# [Exercise prompt]
Return the records below exactly as they are written.

# [Extracted data entries]

_ _ _ _ _ _ _

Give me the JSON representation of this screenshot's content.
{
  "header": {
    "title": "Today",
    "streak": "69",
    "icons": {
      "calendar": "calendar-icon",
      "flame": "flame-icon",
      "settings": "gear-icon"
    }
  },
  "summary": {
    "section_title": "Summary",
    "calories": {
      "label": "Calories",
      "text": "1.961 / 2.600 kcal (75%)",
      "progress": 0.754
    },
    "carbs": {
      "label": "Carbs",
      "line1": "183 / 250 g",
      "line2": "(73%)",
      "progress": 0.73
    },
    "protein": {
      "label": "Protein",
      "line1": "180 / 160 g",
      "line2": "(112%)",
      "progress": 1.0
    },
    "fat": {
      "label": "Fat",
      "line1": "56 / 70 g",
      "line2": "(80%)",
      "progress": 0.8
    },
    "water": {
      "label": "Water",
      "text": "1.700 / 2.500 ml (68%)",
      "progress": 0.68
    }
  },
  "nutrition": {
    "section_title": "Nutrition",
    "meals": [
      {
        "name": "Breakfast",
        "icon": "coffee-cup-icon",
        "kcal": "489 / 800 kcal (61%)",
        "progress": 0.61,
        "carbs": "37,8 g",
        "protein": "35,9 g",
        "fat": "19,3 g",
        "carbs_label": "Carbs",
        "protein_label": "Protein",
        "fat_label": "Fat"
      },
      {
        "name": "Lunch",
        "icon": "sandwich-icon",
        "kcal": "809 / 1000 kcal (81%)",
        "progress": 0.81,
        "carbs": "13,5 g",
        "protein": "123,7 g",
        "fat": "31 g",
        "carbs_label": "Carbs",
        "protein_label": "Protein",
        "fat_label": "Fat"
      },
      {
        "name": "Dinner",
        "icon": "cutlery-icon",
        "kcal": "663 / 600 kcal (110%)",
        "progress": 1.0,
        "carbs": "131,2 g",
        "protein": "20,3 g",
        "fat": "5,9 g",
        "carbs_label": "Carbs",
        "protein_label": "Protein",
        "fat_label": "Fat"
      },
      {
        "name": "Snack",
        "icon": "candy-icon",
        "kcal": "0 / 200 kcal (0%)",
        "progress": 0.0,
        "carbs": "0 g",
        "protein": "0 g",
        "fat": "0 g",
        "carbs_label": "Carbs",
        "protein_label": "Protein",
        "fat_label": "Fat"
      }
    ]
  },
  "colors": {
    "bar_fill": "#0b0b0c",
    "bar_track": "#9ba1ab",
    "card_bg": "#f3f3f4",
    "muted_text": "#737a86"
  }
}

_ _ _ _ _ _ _

# [Completed exercise]
Give me the JSON representation of this screenshot's content.
{
  "header": {
    "title": "Today",
    "streak": "69",
    "icons": {
      "calendar": "calendar-icon",
      "flame": "flame-icon",
      "settings": "gear-icon"
    }
  },
  "summary": {
    "section_title": "Summary",
    "calories": {
      "label": "Calories",
      "text": "1.961 / 2.600 kcal (75%)",
      "progress": 0.754
    },
    "carbs": {
      "label": "Carbs",
      "line1": "183 / 250 g",
      "line2": "(73%)",
      "progress": 0.73
    },
    "protein": {
      "label": "Protein",
      "line1": "180 / 160 g",
      "line2": "(112%)",
      "progress": 1.0
    },
    "fat": {
      "label": "Fat",
      "line1": "56 / 70 g",
      "line2": "(80%)",
      "progress": 0.8
    },
    "water": {
      "label": "Water",
      "text": "1.700 / 2.500 ml (68%)",
      "progress": 0.68
    }
  },
  "nutrition": {
    "section_title": "Nutrition",
    "meals": [
      {
        "name": "Breakfast",
        "icon": "coffee-cup-icon",
        "kcal": "489 / 800 kcal (61%)",
        "progress": 0.61,
        "carbs": "37,8 g",
        "protein": "35,9 g",
        "fat": "19,3 g",
        "carbs_label": "Carbs",
        "protein_label": "Protein",
        "fat_label": "Fat"
      },
      {
        "name": "Lunch",
        "icon": "sandwich-icon",
        "kcal": "809 / 1000 kcal (81%)",
        "progress": 0.81,
        "carbs": "13,5 g",
        "protein": "123,7 g",
        "fat": "31 g",
        "carbs_label": "Carbs",
        "protein_label": "Protein",
        "fat_label": "Fat"
      },
      {
        "name": "Dinner",
        "icon": "cutlery-icon",
        "kcal": "663 / 600 kcal (110%)",
        "progress": 1.0,
        "carbs": "131,2 g",
        "protein": "20,3 g",
        "fat": "5,9 g",
        "carbs_label": "Carbs",
        "protein_label": "Protein",
        "fat_label": "Fat"
      },
      {
        "name": "Snack",
        "icon": "candy-icon",
        "kcal": "0 / 200 kcal (0%)",
        "progress": 0.0,
        "carbs": "0 g",
        "protein": "0 g",
        "fat": "0 g",
        "carbs_label": "Carbs",
        "protein_label": "Protein",
        "fat_label": "Fat"
      }
    ]
  },
  "colors": {
    "bar_fill": "#0b0b0c",
    "bar_track": "#9ba1ab",
    "card_bg": "#f3f3f4",
    "muted_text": "#737a86"
  }
}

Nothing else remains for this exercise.